The exhibition occupies three large rooms. As you enter the first room, you note a mural portraying the daily life of an artist's apprentice. The younger boys are mixing the paint, the older ones filling in some of the background detail as they learn from the master artist. Leonardo began as an apprentice, learned all that his master could teach, and then surpassed his teacher. He was intensely interested in everything around him, and paid great attention to detail. The swirls of a stream are reflected in the swirls of a woman's hair. The musculature of animal's legs and human legs are apparent in his portraits. He drew human faces in such caricature that they appear animal-like. He became a master of "chiarascuro", a blending of lights and darks that softened the edges of his portraits and made them seem more alive than many of his contemporaries'. Since only 12 pieces of Leonardo's work still exist, most of the pieces here are reproductions. That aside, they are beautifully done, and give a detailed insight of the man, his time and various interests.

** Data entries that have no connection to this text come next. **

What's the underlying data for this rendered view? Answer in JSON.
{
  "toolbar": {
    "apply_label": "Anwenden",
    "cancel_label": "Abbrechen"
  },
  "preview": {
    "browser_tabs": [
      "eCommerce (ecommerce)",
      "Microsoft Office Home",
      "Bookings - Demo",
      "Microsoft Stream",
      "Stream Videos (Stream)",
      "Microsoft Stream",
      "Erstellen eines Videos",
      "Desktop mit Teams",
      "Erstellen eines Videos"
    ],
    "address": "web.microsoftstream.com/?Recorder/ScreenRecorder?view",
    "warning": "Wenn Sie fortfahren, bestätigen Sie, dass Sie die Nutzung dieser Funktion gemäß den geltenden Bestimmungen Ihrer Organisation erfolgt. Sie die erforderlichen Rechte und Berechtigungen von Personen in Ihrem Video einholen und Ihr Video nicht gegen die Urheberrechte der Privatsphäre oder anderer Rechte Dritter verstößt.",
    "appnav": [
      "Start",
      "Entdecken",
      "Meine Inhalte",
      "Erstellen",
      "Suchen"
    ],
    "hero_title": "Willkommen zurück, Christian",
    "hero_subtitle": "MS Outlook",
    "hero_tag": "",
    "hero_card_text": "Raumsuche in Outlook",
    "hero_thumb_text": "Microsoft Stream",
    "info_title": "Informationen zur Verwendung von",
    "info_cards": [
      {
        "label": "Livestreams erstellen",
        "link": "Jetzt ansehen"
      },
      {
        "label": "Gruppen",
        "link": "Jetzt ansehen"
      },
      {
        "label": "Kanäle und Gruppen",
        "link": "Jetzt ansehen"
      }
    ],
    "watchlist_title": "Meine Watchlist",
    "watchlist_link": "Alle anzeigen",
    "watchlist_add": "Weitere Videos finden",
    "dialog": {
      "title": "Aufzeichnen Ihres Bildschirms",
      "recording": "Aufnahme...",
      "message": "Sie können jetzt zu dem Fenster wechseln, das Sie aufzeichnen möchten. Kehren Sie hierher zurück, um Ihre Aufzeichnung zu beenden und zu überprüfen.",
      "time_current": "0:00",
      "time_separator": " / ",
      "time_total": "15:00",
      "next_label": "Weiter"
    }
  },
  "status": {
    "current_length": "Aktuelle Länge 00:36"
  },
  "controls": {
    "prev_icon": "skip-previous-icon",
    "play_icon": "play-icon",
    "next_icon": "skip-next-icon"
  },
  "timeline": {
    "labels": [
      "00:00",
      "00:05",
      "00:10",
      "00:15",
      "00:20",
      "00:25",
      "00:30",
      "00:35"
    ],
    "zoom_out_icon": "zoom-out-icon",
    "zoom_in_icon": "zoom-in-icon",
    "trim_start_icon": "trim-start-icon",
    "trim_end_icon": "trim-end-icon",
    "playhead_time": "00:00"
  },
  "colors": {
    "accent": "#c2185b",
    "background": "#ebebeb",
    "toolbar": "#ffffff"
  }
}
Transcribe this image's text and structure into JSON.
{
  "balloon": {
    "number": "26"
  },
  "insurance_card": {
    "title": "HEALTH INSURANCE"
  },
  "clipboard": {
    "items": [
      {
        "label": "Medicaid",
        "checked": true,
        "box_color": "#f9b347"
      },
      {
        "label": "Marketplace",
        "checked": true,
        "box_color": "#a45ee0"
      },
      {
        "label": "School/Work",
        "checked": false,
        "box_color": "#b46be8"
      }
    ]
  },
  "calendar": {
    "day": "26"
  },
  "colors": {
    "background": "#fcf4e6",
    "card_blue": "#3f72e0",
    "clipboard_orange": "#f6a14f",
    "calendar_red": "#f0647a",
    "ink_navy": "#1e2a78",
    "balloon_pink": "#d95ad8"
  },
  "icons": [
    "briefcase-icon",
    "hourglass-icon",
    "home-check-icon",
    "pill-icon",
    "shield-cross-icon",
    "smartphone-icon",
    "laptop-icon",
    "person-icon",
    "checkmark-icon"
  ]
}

In the second room, there are many paintings and sculptures -- some "of the (da Vinci's) school of ", others copies of his more notable works, including the Gothenburg Mona Lisa. There is a bust of Christ as a young man, which may be an original Leonardo. You will find originals -- of other artists copying Leonardo. Since copying was considered to be the best way to learn the artist trade, this quite a compliment.

In his painting and sculpture, Leonardo was a master of observing and portraying life. However, he considered himself a scientist first, then an inventor. In an application for a position with the French Court, "artist" was listed 10th on his list of accomplishments. First on his list came military engineer, then architect and monument builder. A peaceful man living in a wartime era, he designed tanks, machine guns, siege ladders and covered rolling walkways to be used for scaling walls. More peaceful drawings include plans for a two level bridge, a pile driver and windmeter. His fascination with clocks is shown in the large display of cogs, wheels and time implements. In the third room, there are 25 models made using his drawings so you can "see" the working inventions. Several of these are "hands on"; the children at this exhibit loved to compare Leonardo's parachute with today's model to see which would fall the more slowly. (Today's model does, but only barely).

We spent 3 intense hours exploring the Renaissance world of Leonardo da Vinci. The exhibit does not allow for reentry, and we wanted to see as much as we could absorb. It was an thoroughly engaging experience -- one I would recommend to anyone visiting the Victoria area in the next few months.